-- WHAT TO PRODUCE --
State the number of lines in the records underneath where the word "true" turns up, and say nothing else.

::: DATA EXCERPTS :::

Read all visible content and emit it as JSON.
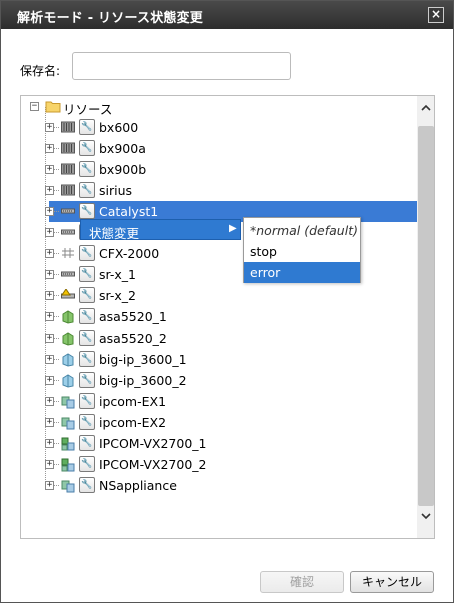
{
  "dialog": {
    "title": "解析モード - リソース状態変更",
    "close_glyph": "×"
  },
  "save": {
    "label": "保存名:",
    "value": "",
    "placeholder": ""
  },
  "tree": {
    "root_label": "リソース",
    "nodes": [
      {
        "label": "bx600",
        "icon": "chassis-icon"
      },
      {
        "label": "bx900a",
        "icon": "chassis-icon"
      },
      {
        "label": "bx900b",
        "icon": "chassis-icon"
      },
      {
        "label": "sirius",
        "icon": "chassis-icon"
      },
      {
        "label": "Catalyst1",
        "icon": "switch-icon",
        "selected": true
      },
      {
        "label": "",
        "icon": "switch-icon"
      },
      {
        "label": "CFX-2000",
        "icon": "fabric-icon"
      },
      {
        "label": "sr-x_1",
        "icon": "switch-icon"
      },
      {
        "label": "sr-x_2",
        "icon": "switch-warning-icon"
      },
      {
        "label": "asa5520_1",
        "icon": "firewall-icon"
      },
      {
        "label": "asa5520_2",
        "icon": "firewall-icon"
      },
      {
        "label": "big-ip_3600_1",
        "icon": "loadbalancer-icon"
      },
      {
        "label": "big-ip_3600_2",
        "icon": "loadbalancer-icon"
      },
      {
        "label": "ipcom-EX1",
        "icon": "ipcom-icon"
      },
      {
        "label": "ipcom-EX2",
        "icon": "ipcom-icon"
      },
      {
        "label": "IPCOM-VX2700_1",
        "icon": "ipcom-vx-icon"
      },
      {
        "label": "IPCOM-VX2700_2",
        "icon": "ipcom-vx-icon"
      },
      {
        "label": "NSappliance",
        "icon": "ipcom-icon"
      }
    ]
  },
  "context_menu": {
    "item_label": "状態変更",
    "submenu": [
      {
        "label": "*normal (default)"
      },
      {
        "label": "stop"
      },
      {
        "label": "error",
        "active": true
      }
    ]
  },
  "buttons": {
    "confirm_label": "確認",
    "cancel_label": "キャンセル"
  },
  "colors": {
    "selection": "#3a7bd5",
    "title_bar": "#3a3a3a"
  }
}
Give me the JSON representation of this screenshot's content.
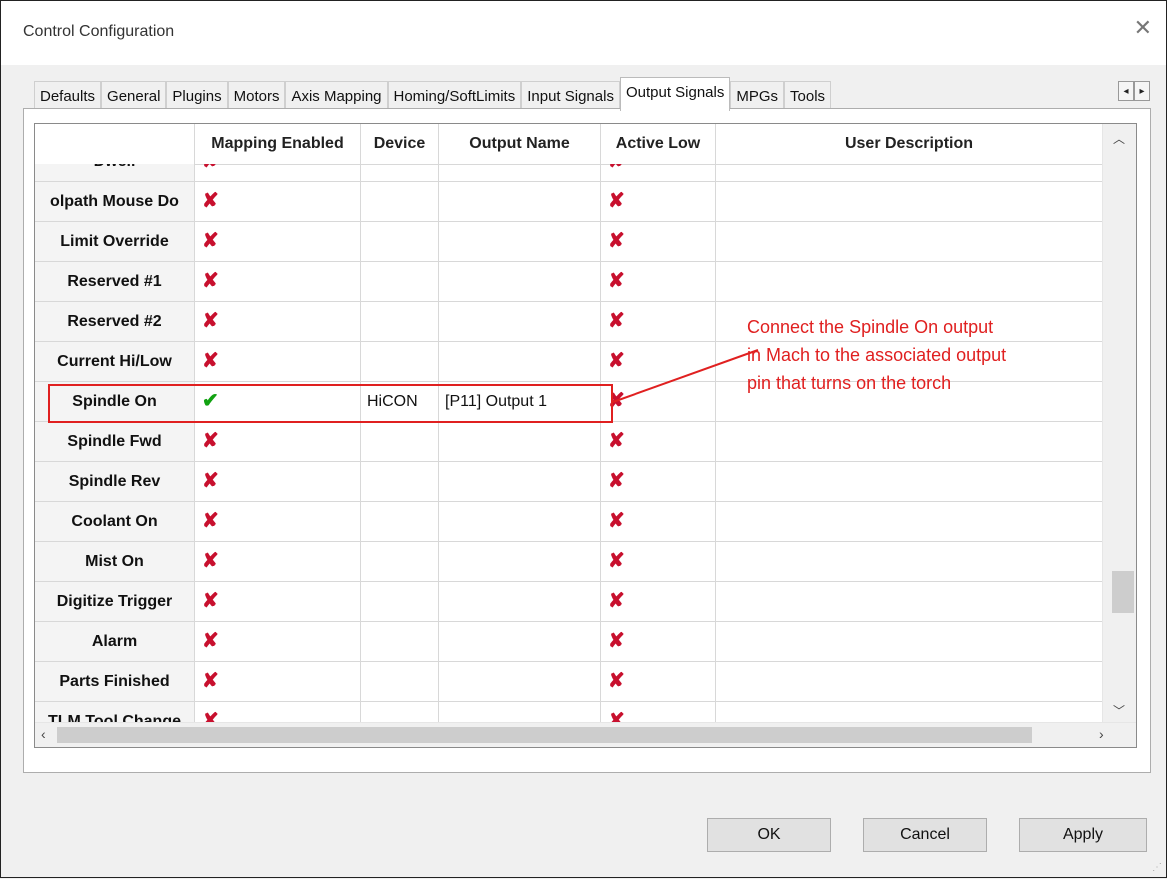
{
  "window": {
    "title": "Control Configuration"
  },
  "tabs": [
    {
      "label": "Defaults"
    },
    {
      "label": "General"
    },
    {
      "label": "Plugins"
    },
    {
      "label": "Motors"
    },
    {
      "label": "Axis Mapping"
    },
    {
      "label": "Homing/SoftLimits"
    },
    {
      "label": "Input Signals"
    },
    {
      "label": "Output Signals",
      "active": true
    },
    {
      "label": "MPGs"
    },
    {
      "label": "Tools"
    }
  ],
  "columns": [
    "",
    "Mapping Enabled",
    "Device",
    "Output Name",
    "Active Low",
    "User Description"
  ],
  "rows": [
    {
      "name": "Dwell",
      "enabled": false,
      "device": "",
      "output": "",
      "active_low": false,
      "description": ""
    },
    {
      "name": "olpath Mouse Do",
      "enabled": false,
      "device": "",
      "output": "",
      "active_low": false,
      "description": ""
    },
    {
      "name": "Limit Override",
      "enabled": false,
      "device": "",
      "output": "",
      "active_low": false,
      "description": ""
    },
    {
      "name": "Reserved #1",
      "enabled": false,
      "device": "",
      "output": "",
      "active_low": false,
      "description": ""
    },
    {
      "name": "Reserved #2",
      "enabled": false,
      "device": "",
      "output": "",
      "active_low": false,
      "description": ""
    },
    {
      "name": "Current Hi/Low",
      "enabled": false,
      "device": "",
      "output": "",
      "active_low": false,
      "description": ""
    },
    {
      "name": "Spindle On",
      "enabled": true,
      "device": "HiCON",
      "output": "[P11] Output 1",
      "active_low": false,
      "description": ""
    },
    {
      "name": "Spindle Fwd",
      "enabled": false,
      "device": "",
      "output": "",
      "active_low": false,
      "description": ""
    },
    {
      "name": "Spindle Rev",
      "enabled": false,
      "device": "",
      "output": "",
      "active_low": false,
      "description": ""
    },
    {
      "name": "Coolant On",
      "enabled": false,
      "device": "",
      "output": "",
      "active_low": false,
      "description": ""
    },
    {
      "name": "Mist On",
      "enabled": false,
      "device": "",
      "output": "",
      "active_low": false,
      "description": ""
    },
    {
      "name": "Digitize Trigger",
      "enabled": false,
      "device": "",
      "output": "",
      "active_low": false,
      "description": ""
    },
    {
      "name": "Alarm",
      "enabled": false,
      "device": "",
      "output": "",
      "active_low": false,
      "description": ""
    },
    {
      "name": "Parts Finished",
      "enabled": false,
      "device": "",
      "output": "",
      "active_low": false,
      "description": ""
    },
    {
      "name": "TLM Tool Change",
      "enabled": false,
      "device": "",
      "output": "",
      "active_low": false,
      "description": ""
    }
  ],
  "annotation": {
    "lines": [
      "Connect the Spindle On output",
      "in Mach to the associated output",
      "pin that turns on the torch"
    ],
    "color": "#e02020"
  },
  "icons": {
    "disabled": "red-x-icon",
    "enabled": "green-check-icon"
  },
  "buttons": {
    "ok": "OK",
    "cancel": "Cancel",
    "apply": "Apply"
  }
}
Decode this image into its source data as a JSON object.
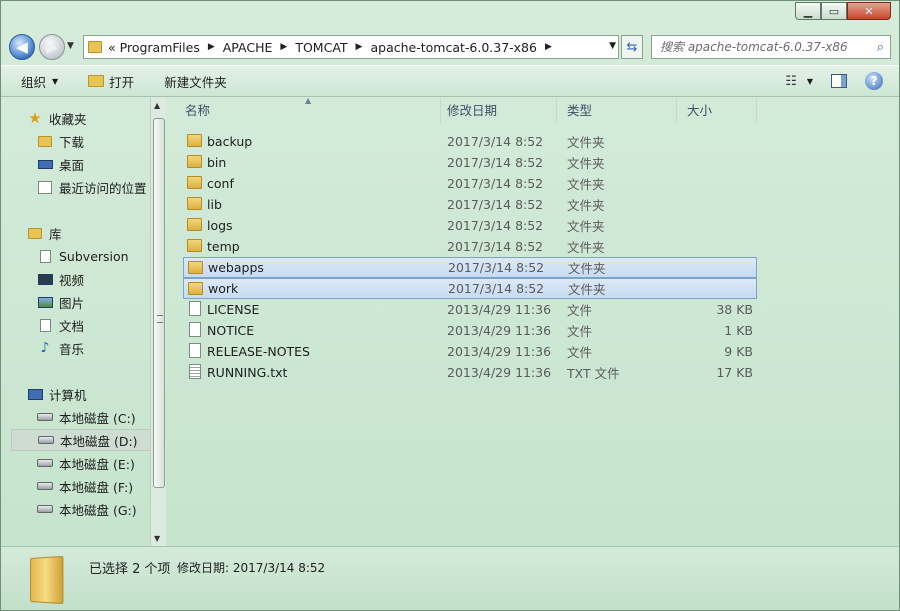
{
  "window": {
    "address": {
      "prefix": "«",
      "crumbs": [
        "ProgramFiles",
        "APACHE",
        "TOMCAT",
        "apache-tomcat-6.0.37-x86"
      ]
    },
    "search_placeholder": "搜索 apache-tomcat-6.0.37-x86"
  },
  "toolbar": {
    "organize": "组织",
    "open": "打开",
    "new_folder": "新建文件夹"
  },
  "nav": {
    "favorites": {
      "label": "收藏夹",
      "items": [
        "下载",
        "桌面",
        "最近访问的位置"
      ]
    },
    "libraries": {
      "label": "库",
      "items": [
        "Subversion",
        "视频",
        "图片",
        "文档",
        "音乐"
      ]
    },
    "computer": {
      "label": "计算机",
      "items": [
        "本地磁盘 (C:)",
        "本地磁盘 (D:)",
        "本地磁盘 (E:)",
        "本地磁盘 (F:)",
        "本地磁盘 (G:)"
      ],
      "selected_index": 1
    }
  },
  "columns": {
    "name": "名称",
    "date": "修改日期",
    "type": "类型",
    "size": "大小"
  },
  "files": [
    {
      "name": "backup",
      "date": "2017/3/14 8:52",
      "type": "文件夹",
      "size": "",
      "icon": "folder-icon",
      "selected": false
    },
    {
      "name": "bin",
      "date": "2017/3/14 8:52",
      "type": "文件夹",
      "size": "",
      "icon": "folder-icon",
      "selected": false
    },
    {
      "name": "conf",
      "date": "2017/3/14 8:52",
      "type": "文件夹",
      "size": "",
      "icon": "folder-icon",
      "selected": false
    },
    {
      "name": "lib",
      "date": "2017/3/14 8:52",
      "type": "文件夹",
      "size": "",
      "icon": "folder-icon",
      "selected": false
    },
    {
      "name": "logs",
      "date": "2017/3/14 8:52",
      "type": "文件夹",
      "size": "",
      "icon": "folder-icon",
      "selected": false
    },
    {
      "name": "temp",
      "date": "2017/3/14 8:52",
      "type": "文件夹",
      "size": "",
      "icon": "folder-icon",
      "selected": false
    },
    {
      "name": "webapps",
      "date": "2017/3/14 8:52",
      "type": "文件夹",
      "size": "",
      "icon": "folder-icon",
      "selected": true
    },
    {
      "name": "work",
      "date": "2017/3/14 8:52",
      "type": "文件夹",
      "size": "",
      "icon": "folder-icon",
      "selected": true
    },
    {
      "name": "LICENSE",
      "date": "2013/4/29 11:36",
      "type": "文件",
      "size": "38 KB",
      "icon": "file-icon",
      "selected": false
    },
    {
      "name": "NOTICE",
      "date": "2013/4/29 11:36",
      "type": "文件",
      "size": "1 KB",
      "icon": "file-icon",
      "selected": false
    },
    {
      "name": "RELEASE-NOTES",
      "date": "2013/4/29 11:36",
      "type": "文件",
      "size": "9 KB",
      "icon": "file-icon",
      "selected": false
    },
    {
      "name": "RUNNING.txt",
      "date": "2013/4/29 11:36",
      "type": "TXT 文件",
      "size": "17 KB",
      "icon": "text-file-icon",
      "selected": false
    }
  ],
  "details": {
    "count_text": "已选择 2 个项",
    "date_label": "修改日期:",
    "date_value": "2017/3/14 8:52"
  }
}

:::

-- TASK ANSWER --
6